My role models have changed throughout my life, or at least who I deem to be my greatest role models. When I was ski racing, I looked up to Canadian skiers like Brad Spence Trevor Philp. Not only was I inspired by their talent on snow, but they both were very genuine people, so generous, humble, respected, and always had time to talk to me. Which is huge when you’re a young athlete. In University, I had a couple Professors who really made me realize what academic routes I was interested in. A couple honorable mentions to Fes De scally, who piqued my interest in Geomorphology, and Cameron Owens, whom I really respect for his work in sustainable community development and environmental impact assessment.
In a more general sense, my brother is my biggest role model. His talent as an artist came from a place of pure passion and interest. What I respect most about him, and strive to emulate, is how true to himself he is. He lets his passion, his morals, and what makes him happy lead him through life and I really love that about him.
What is one of your biggest goals? How do you plan to achieve it?
Goal setting has played an ever changing role in my life as I’ve moved through competitive sports, to academics, to recreational passions. It’s turned out so that I have sort of lost touch with goal setting as a whole. Now I try to keep my goals very broad. My only goal lately has been based on being true to myself and doing what I love, and trying hard at it. So at the moment that is riding my bike, getting outside as much as possible, spending time with my friends (as much I can given current circumstances) and really trying to stay engaged in my university courses.
When I was ski racing, I would spend so much time focusing on my future goals as an athlete, and looking back I think that was quite detrimental. I never felt like I was focused on the moment and what I had, how good I had it. So it has been really nice to have the opportunity to just focus on making the best of every day rather than being worried about my future athletic career. Despite it being a long time since I’ve been in that competitive scene, I still find myself having to adjust to not needing to have those kinds of goals in my life.
Why is being plant-based/vegetarian important to you?

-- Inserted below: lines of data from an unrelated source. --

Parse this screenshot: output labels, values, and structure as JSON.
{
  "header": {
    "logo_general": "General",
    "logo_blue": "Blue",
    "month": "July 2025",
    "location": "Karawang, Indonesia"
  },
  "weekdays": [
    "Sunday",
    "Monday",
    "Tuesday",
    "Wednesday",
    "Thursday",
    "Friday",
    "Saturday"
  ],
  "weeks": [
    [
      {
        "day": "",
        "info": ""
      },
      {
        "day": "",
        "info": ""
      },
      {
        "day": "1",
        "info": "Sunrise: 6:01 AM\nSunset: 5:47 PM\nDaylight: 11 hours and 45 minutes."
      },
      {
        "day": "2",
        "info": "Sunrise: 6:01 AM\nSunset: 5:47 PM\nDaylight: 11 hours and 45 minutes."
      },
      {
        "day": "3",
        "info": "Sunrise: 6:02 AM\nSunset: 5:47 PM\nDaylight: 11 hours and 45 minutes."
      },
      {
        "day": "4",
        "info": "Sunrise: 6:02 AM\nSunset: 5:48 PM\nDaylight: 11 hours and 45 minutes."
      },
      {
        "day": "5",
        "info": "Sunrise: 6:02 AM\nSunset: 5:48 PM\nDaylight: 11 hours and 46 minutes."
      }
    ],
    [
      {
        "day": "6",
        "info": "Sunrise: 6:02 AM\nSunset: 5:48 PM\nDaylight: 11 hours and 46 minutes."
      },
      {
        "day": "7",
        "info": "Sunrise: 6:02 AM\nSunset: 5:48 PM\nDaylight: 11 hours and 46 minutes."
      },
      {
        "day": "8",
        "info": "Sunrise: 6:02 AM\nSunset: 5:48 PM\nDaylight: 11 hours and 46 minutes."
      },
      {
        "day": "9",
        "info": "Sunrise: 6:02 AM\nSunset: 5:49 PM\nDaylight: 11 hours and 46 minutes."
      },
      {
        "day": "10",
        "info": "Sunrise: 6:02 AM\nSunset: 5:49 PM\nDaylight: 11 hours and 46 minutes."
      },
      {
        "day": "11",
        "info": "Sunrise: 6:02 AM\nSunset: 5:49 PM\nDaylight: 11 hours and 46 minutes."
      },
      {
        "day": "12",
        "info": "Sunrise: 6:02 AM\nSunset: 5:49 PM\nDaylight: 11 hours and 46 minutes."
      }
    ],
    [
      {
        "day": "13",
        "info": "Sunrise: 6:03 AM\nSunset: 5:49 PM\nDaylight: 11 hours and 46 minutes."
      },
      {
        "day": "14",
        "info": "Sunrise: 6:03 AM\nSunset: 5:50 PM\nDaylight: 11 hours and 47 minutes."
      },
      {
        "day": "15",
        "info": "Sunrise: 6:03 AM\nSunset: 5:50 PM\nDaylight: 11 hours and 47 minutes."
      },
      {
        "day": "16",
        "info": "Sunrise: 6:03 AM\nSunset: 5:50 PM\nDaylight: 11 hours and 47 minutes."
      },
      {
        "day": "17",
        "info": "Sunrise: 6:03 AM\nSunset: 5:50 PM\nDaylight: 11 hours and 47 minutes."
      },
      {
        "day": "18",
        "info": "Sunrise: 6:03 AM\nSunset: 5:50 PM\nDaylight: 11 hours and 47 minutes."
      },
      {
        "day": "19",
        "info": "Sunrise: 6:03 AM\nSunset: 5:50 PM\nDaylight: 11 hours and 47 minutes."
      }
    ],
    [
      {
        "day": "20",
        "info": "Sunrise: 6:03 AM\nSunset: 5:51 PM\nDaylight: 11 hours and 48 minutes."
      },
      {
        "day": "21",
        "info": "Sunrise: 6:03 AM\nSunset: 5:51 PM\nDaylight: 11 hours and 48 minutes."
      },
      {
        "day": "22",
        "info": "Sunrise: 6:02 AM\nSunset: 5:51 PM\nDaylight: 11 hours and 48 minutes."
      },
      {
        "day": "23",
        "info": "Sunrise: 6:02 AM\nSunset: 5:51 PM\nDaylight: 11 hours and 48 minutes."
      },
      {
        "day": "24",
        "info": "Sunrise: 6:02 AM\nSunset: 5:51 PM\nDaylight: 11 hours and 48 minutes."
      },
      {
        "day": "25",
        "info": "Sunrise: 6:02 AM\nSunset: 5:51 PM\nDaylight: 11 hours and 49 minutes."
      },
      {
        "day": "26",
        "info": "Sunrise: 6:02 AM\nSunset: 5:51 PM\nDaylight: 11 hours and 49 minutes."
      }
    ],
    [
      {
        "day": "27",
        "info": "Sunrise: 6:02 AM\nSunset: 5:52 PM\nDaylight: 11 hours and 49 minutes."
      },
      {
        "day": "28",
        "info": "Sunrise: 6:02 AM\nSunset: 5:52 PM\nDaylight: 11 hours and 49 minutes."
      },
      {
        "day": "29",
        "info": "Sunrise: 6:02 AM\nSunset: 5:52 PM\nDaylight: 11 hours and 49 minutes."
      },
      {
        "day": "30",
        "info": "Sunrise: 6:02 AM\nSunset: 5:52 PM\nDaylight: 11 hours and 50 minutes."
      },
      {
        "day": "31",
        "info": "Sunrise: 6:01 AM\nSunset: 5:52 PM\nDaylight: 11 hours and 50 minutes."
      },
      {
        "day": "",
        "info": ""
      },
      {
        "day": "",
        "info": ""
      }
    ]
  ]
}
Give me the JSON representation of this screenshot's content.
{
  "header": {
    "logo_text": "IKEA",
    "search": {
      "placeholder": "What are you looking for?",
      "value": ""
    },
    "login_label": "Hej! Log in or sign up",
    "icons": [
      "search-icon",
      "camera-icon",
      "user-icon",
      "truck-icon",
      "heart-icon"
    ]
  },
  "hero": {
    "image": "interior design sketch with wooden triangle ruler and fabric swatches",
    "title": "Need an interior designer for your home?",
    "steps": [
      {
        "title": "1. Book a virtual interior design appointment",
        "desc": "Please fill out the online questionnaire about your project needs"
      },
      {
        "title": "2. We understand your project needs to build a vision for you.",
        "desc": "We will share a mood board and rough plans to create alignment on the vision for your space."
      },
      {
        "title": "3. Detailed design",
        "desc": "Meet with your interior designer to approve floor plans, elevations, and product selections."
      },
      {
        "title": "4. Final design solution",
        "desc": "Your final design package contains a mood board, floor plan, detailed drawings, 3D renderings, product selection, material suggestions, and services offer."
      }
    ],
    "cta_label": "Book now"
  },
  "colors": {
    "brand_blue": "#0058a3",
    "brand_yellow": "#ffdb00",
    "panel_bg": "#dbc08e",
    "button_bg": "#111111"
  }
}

Growing up doing sports, you’ve gotta be conscious of what you're eating, because if you mess it up, you're not gonna perform to the best of your ability. So that has definitely become a part of me. Being conscious and aware of what I’m eating and how it makes me operate both physically and mentally. Once I started university, it was brought up time and time again the impact of industrial agriculture on the environment and the amount of our emissions budget that this industry takes up. I mean I have heard of it before, but once you read the endless amount of research done on its negative environmental impact, it’s hard to feel good about being a part of that problem. And that’s what it came down to for me, I couldn't accept the fact that I was contributing to it while knowing that it was so simple for me not to. So I just kinda decided one day that I wasn’t gonna eat meat, and haven't looked back since. I felt better about myself, I felt as if I was being very true to myself, acting in accordance to what I believe in morally. To be completely honest, I have had no issues at all with it, I understand some people do, which is no surprise to me at all. Changing your diet to exclude such a wide range of options does sound super intimidating and difficult. But all you have to do really is think about the meals you’re eating, which I was conscious of prior to making this decision. So it came pretty easy to me knowing that all I had to do was cover all my bases when I am making food. Making sure that I am getting enough protein, iron, b-12, omega-3’s etc. Which by the way is not difficult at all if you know what you're looking for.
If you could post a message seen daily to everyone around the world, what would that message be?
Don’t let anyone tell you that you need to eat meat to be strong, manly, or any other bs like that. Eat stuff that you feel good about eating.